**GOAL OF THE EXERCISE:**
Across the records, find how many lines include the string "JSON" and answer with only the figure.

[Component data from apps and pages]
"""

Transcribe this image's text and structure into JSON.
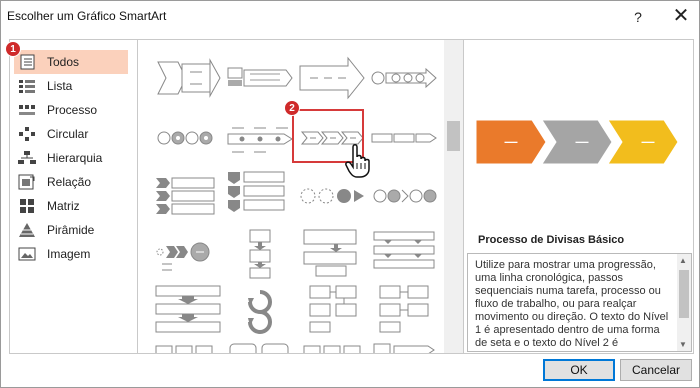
{
  "dialog": {
    "title": "Escolher um Gráfico SmartArt",
    "help_label": "?",
    "close_label": "✕"
  },
  "badges": {
    "first": "1",
    "second": "2"
  },
  "categories": [
    {
      "label": "Todos",
      "icon": "all-icon",
      "selected": true
    },
    {
      "label": "Lista",
      "icon": "list-icon"
    },
    {
      "label": "Processo",
      "icon": "process-icon"
    },
    {
      "label": "Circular",
      "icon": "cycle-icon"
    },
    {
      "label": "Hierarquia",
      "icon": "hierarchy-icon"
    },
    {
      "label": "Relação",
      "icon": "relationship-icon"
    },
    {
      "label": "Matriz",
      "icon": "matrix-icon"
    },
    {
      "label": "Pirâmide",
      "icon": "pyramid-icon"
    },
    {
      "label": "Imagem",
      "icon": "picture-icon"
    }
  ],
  "preview": {
    "title": "Processo de Divisas Básico",
    "description": "Utilize para mostrar uma progressão, uma linha cronológica, passos sequenciais numa tarefa, processo ou fluxo de trabalho, ou para realçar movimento ou direção. O texto do Nível 1 é apresentado dentro de uma forma de seta e o texto do Nível 2 é",
    "chevron_colors": [
      "#ea7a2b",
      "#a5a5a5",
      "#f2bd1d"
    ],
    "chevron_text": "—"
  },
  "buttons": {
    "ok": "OK",
    "cancel": "Cancelar"
  }
}
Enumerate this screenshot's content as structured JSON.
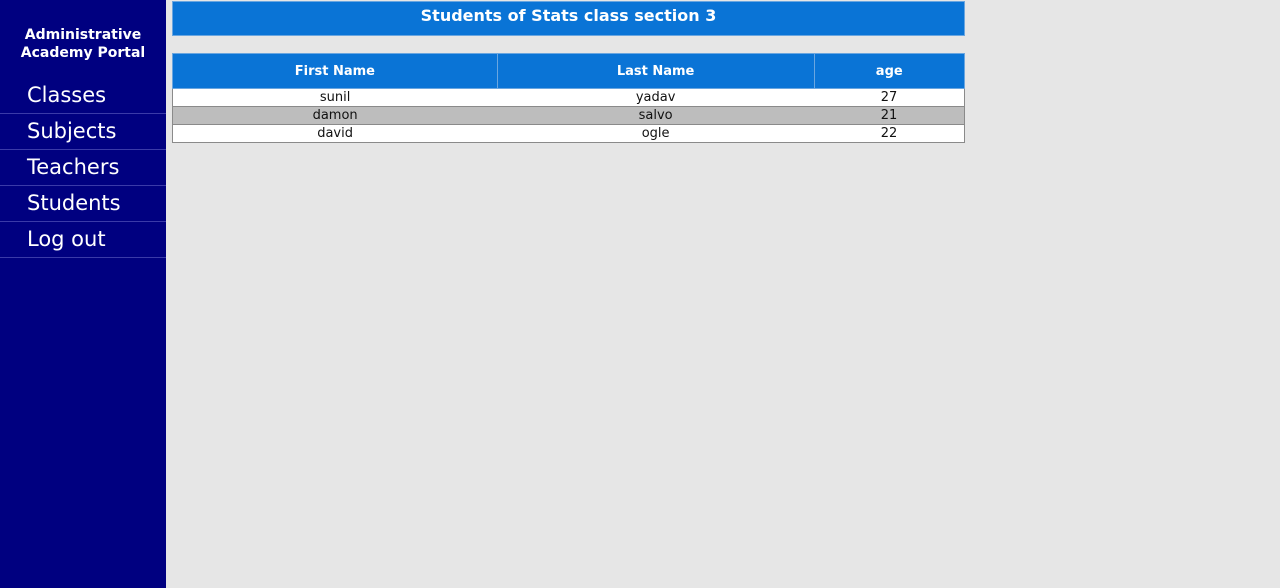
{
  "sidebar": {
    "brand_line1": "Administrative",
    "brand_line2": "Academy Portal",
    "items": [
      {
        "label": "Classes"
      },
      {
        "label": "Subjects"
      },
      {
        "label": "Teachers"
      },
      {
        "label": "Students"
      },
      {
        "label": "Log out"
      }
    ]
  },
  "main": {
    "title": "Students of Stats class section 3",
    "table": {
      "headers": [
        "First Name",
        "Last Name",
        "age"
      ],
      "rows": [
        [
          "sunil",
          "yadav",
          "27"
        ],
        [
          "damon",
          "salvo",
          "21"
        ],
        [
          "david",
          "ogle",
          "22"
        ]
      ]
    }
  },
  "colors": {
    "sidebar_bg": "#000080",
    "header_blue": "#0a74d6",
    "page_bg": "#e6e6e6",
    "row_alt": "#bdbdbd"
  }
}
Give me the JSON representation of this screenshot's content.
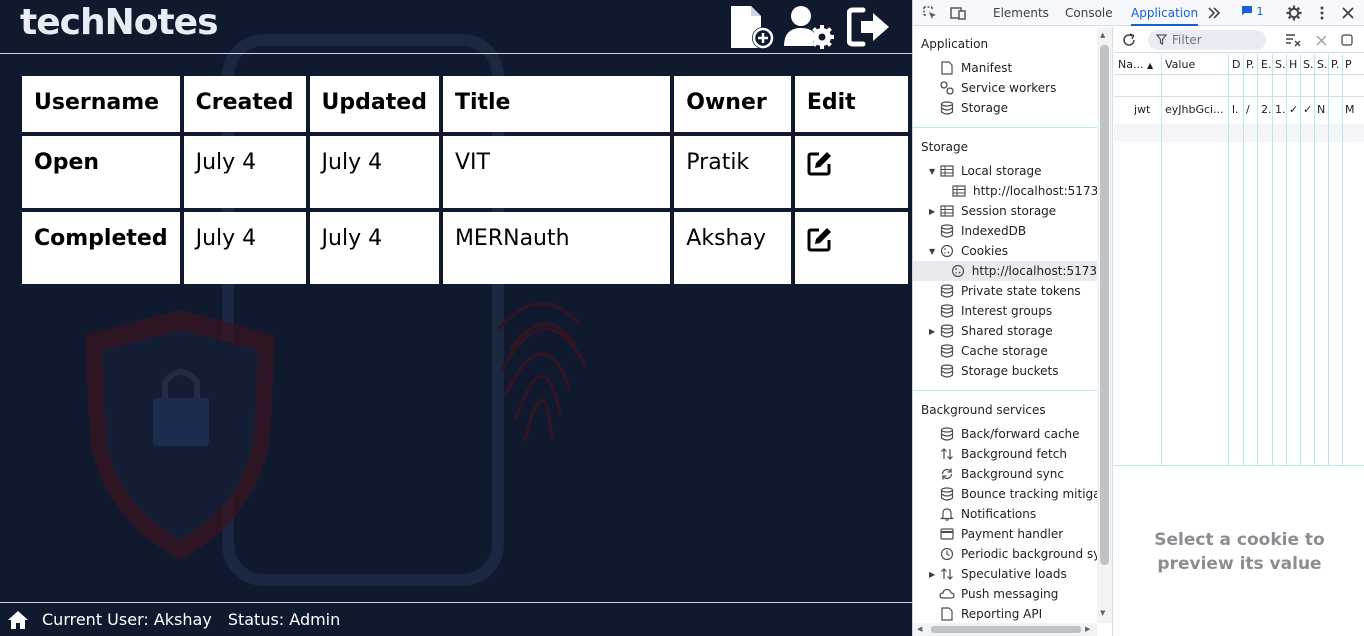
{
  "app": {
    "title": "techNotes",
    "table": {
      "headers": [
        "Username",
        "Created",
        "Updated",
        "Title",
        "Owner",
        "Edit"
      ],
      "rows": [
        {
          "username": "Open",
          "created": "July 4",
          "updated": "July 4",
          "title": "VIT",
          "owner": "Pratik",
          "status_color": "#a11d20"
        },
        {
          "username": "Completed",
          "created": "July 4",
          "updated": "July 4",
          "title": "MERNauth",
          "owner": "Akshay",
          "status_color": "#2ec02e"
        }
      ]
    },
    "footer": {
      "user": "Current User: Akshay",
      "status": "Status: Admin"
    },
    "icons": [
      "new-note-icon",
      "user-settings-icon",
      "logout-icon",
      "edit-icon",
      "home-icon"
    ]
  },
  "devtools": {
    "tabs": [
      "Elements",
      "Console",
      "Application"
    ],
    "active_tab": "Application",
    "issues_count": "1",
    "sidebar": {
      "application_head": "Application",
      "application_items": [
        "Manifest",
        "Service workers",
        "Storage"
      ],
      "storage_head": "Storage",
      "storage_items": [
        "Local storage",
        "http://localhost:5173",
        "Session storage",
        "IndexedDB",
        "Cookies",
        "http://localhost:5173",
        "Private state tokens",
        "Interest groups",
        "Shared storage",
        "Cache storage",
        "Storage buckets"
      ],
      "background_head": "Background services",
      "background_items": [
        "Back/forward cache",
        "Background fetch",
        "Background sync",
        "Bounce tracking mitigatic",
        "Notifications",
        "Payment handler",
        "Periodic background sync",
        "Speculative loads",
        "Push messaging",
        "Reporting API"
      ]
    },
    "cookies": {
      "filter_placeholder": "Filter",
      "columns": [
        "Na...",
        "Value",
        "D",
        "P.",
        "E.",
        "S.",
        "H",
        "S.",
        "S.",
        "P.",
        "P"
      ],
      "row": [
        "jwt",
        "eyJhbGci...",
        "l.",
        "/",
        "2.",
        "1.",
        "✓",
        "✓",
        "N",
        "",
        "M"
      ],
      "preview_text": "Select a cookie to preview its value"
    }
  }
}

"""

**ANSWER TO THE PROBLEM:**
3